TASK INPUTS START

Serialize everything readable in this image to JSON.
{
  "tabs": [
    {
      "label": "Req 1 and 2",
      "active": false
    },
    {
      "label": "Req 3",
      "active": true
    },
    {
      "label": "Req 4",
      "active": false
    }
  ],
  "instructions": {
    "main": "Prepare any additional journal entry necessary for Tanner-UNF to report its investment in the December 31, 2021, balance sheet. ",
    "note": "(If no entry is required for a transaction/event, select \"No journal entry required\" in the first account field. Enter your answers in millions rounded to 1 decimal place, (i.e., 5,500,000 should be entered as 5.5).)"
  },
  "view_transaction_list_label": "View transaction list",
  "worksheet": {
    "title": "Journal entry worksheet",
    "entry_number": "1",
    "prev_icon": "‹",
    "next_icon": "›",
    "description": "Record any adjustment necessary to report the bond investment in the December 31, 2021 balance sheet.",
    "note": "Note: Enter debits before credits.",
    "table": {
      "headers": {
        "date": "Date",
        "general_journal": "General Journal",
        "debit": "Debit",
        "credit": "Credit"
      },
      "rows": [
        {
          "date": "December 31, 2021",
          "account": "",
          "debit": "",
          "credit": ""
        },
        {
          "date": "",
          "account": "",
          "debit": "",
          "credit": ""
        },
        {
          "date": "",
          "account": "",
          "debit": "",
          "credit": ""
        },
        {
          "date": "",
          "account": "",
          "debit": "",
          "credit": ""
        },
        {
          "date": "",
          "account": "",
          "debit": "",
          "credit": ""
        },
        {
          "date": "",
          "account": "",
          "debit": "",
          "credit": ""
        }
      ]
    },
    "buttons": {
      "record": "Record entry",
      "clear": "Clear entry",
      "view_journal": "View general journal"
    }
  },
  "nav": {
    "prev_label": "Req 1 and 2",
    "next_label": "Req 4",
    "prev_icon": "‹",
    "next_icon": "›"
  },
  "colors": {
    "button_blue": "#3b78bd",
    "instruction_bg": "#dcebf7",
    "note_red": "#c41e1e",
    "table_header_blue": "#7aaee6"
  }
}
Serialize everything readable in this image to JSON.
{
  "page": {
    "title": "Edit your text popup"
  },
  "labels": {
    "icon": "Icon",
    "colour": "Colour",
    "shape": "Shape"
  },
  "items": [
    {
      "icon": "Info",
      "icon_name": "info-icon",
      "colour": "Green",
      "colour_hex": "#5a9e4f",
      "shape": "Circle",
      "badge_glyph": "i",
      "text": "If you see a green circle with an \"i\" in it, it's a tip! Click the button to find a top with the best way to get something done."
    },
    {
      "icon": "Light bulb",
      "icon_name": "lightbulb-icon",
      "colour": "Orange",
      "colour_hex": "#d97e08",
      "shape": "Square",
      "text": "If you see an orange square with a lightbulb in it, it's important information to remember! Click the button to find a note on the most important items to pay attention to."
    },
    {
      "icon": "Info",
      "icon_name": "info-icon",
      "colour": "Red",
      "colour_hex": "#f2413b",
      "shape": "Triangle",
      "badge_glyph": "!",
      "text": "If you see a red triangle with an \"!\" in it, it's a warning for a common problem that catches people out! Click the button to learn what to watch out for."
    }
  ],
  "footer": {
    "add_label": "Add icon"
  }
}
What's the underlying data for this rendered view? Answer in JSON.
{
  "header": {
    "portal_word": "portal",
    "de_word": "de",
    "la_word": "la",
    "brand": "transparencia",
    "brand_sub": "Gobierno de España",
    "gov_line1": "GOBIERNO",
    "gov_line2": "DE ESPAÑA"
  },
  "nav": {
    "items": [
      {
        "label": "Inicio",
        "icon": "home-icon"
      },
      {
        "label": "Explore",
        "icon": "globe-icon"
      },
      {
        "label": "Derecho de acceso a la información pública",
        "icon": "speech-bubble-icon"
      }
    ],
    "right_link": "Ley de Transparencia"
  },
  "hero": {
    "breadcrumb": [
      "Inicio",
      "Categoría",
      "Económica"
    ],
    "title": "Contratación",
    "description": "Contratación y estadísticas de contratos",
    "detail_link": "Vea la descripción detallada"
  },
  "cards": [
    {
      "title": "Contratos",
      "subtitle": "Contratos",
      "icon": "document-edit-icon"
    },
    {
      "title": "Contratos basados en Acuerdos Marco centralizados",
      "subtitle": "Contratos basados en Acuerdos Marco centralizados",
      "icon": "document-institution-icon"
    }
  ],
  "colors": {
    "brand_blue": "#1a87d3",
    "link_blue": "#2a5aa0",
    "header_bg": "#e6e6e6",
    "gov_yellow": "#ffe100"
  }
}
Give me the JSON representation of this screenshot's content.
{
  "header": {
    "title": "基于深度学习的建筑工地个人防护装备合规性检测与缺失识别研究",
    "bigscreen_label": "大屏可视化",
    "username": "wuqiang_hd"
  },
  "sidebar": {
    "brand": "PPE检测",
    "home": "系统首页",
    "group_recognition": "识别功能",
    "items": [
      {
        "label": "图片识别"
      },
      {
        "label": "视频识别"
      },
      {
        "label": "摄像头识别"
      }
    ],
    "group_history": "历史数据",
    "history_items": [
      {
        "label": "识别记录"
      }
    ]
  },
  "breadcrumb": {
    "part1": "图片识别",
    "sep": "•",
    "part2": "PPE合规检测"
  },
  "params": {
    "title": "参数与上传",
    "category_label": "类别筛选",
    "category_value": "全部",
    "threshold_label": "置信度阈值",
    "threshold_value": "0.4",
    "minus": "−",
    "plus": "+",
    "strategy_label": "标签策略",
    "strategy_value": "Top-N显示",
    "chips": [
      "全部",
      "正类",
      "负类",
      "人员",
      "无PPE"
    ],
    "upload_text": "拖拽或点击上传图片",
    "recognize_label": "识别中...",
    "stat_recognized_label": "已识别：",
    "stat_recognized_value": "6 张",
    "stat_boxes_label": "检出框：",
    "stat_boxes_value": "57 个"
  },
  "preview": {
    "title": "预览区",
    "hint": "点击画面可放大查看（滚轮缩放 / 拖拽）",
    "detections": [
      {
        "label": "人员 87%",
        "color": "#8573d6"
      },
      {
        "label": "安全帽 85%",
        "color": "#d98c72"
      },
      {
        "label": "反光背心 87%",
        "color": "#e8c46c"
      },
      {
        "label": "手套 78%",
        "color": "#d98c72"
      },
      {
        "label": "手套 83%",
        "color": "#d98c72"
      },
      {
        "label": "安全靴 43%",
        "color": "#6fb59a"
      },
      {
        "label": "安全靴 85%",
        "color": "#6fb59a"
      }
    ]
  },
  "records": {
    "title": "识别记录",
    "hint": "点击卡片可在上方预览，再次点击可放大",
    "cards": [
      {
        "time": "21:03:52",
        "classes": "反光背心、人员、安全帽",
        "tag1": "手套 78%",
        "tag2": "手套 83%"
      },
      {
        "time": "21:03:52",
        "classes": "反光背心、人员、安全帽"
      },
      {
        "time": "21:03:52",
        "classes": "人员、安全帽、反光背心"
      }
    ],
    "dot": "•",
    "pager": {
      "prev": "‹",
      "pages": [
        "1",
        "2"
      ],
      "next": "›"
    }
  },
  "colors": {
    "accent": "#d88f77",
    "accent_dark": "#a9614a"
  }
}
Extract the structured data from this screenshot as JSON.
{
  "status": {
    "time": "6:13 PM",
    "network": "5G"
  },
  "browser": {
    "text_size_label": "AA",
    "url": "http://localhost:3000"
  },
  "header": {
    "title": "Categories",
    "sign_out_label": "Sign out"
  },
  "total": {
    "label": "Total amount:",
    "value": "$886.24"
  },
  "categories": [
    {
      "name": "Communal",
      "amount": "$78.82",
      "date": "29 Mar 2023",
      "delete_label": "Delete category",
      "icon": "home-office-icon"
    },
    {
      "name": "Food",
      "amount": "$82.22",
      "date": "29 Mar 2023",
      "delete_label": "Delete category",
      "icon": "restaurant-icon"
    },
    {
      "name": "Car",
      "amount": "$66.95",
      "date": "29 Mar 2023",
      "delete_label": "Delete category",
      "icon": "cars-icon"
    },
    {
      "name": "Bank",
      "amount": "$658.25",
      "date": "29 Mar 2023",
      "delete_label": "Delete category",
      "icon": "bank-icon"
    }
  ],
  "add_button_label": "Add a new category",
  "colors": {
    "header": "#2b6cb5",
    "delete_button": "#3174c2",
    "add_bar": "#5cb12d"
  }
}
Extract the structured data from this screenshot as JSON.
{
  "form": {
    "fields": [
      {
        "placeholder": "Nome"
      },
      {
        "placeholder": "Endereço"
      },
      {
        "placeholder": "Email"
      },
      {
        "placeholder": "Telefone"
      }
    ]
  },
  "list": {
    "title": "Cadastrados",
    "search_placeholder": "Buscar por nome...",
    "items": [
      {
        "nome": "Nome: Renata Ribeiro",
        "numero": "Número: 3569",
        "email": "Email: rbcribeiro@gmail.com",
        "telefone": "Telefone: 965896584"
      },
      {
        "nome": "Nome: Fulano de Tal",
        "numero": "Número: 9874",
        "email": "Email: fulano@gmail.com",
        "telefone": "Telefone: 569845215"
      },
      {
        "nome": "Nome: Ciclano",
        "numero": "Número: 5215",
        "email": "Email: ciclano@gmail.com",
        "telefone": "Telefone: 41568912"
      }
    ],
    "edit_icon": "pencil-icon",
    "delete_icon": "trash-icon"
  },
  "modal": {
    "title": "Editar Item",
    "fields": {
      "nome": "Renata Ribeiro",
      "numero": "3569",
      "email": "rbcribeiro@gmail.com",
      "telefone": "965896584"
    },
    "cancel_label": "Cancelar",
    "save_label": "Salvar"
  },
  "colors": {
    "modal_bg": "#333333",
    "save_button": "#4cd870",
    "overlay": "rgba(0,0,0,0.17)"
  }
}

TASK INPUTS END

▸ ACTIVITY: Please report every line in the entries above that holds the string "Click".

▸ RESPONSE TO THIS TASK:
      "text": "If you see a green circle with an \"i\" in it, it's a tip! Click the button to find a top with the best way to get something done."
      "text": "If you see an orange square with a lightbulb in it, it's important information to remember! Click the button to find a note on the most important items to pay attention to."
      "text": "If you see a red triangle with an \"!\" in it, it's a warning for a common problem that catches people out! Click the button to learn what to watch out for."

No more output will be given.